Records from a data source:
──────────

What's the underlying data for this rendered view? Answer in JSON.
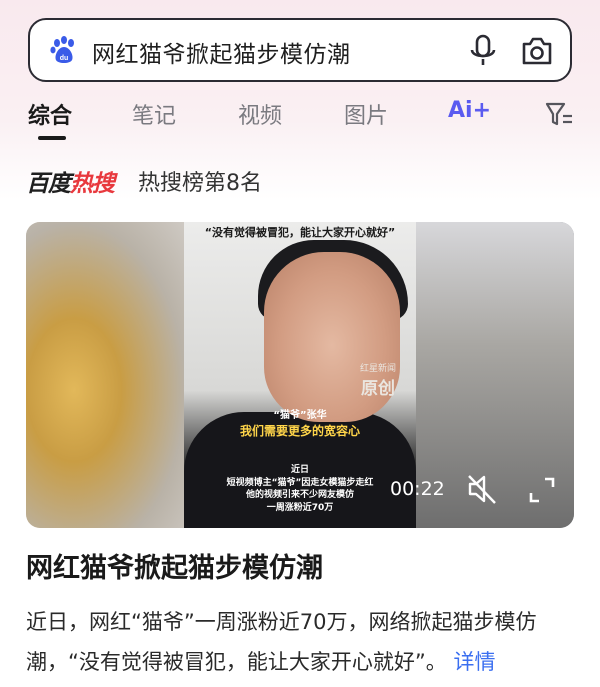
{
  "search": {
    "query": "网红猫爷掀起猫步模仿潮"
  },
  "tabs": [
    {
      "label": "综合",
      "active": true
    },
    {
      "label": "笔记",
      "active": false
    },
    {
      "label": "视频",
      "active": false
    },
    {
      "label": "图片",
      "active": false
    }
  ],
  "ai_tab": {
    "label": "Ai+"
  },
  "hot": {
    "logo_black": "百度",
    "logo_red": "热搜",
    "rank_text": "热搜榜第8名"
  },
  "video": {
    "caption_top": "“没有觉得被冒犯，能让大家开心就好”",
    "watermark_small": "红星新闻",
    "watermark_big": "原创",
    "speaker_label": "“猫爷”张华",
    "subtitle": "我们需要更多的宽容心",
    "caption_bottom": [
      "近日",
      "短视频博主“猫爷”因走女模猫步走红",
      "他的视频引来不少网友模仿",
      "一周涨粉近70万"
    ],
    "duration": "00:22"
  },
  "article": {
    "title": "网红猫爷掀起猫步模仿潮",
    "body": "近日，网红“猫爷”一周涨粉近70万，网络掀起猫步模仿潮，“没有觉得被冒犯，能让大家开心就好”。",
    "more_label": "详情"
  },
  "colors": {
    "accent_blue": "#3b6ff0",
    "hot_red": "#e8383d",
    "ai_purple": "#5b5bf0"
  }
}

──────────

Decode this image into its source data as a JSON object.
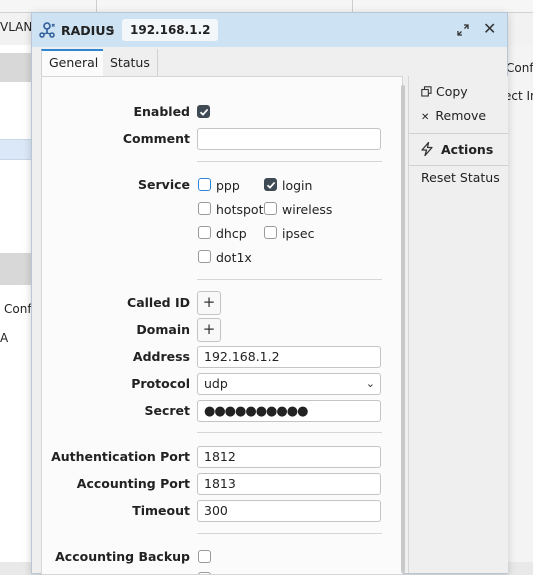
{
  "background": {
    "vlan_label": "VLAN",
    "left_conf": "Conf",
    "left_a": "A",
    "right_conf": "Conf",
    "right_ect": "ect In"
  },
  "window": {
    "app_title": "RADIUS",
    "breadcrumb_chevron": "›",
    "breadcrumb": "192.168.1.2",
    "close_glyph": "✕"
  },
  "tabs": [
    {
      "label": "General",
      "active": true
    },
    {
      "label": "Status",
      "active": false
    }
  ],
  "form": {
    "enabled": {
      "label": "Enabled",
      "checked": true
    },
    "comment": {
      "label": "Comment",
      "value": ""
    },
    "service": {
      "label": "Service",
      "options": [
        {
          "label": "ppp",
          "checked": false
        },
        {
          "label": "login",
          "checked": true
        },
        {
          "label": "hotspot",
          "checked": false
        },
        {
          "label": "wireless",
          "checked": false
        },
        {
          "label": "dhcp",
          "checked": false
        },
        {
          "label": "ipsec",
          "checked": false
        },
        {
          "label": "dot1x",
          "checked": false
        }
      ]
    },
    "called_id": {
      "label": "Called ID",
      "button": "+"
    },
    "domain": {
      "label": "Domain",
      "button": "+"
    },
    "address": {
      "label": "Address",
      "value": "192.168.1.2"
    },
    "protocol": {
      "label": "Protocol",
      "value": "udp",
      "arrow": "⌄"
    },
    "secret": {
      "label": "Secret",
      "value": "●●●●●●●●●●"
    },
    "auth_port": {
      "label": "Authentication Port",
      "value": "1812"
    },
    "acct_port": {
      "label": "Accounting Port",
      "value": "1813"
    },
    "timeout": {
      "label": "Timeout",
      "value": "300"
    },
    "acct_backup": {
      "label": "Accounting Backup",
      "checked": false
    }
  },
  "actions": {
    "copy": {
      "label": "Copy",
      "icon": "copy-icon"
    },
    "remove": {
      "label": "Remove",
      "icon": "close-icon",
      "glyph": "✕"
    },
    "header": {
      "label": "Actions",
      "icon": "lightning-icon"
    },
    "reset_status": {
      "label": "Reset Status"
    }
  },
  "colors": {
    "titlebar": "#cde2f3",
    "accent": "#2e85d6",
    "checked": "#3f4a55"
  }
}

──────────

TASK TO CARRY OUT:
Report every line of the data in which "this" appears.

FINISHED EXERCISE:
What's the underlying data for this rendered view? Answer in JSON.
Decode this image into its source data as a JSON object.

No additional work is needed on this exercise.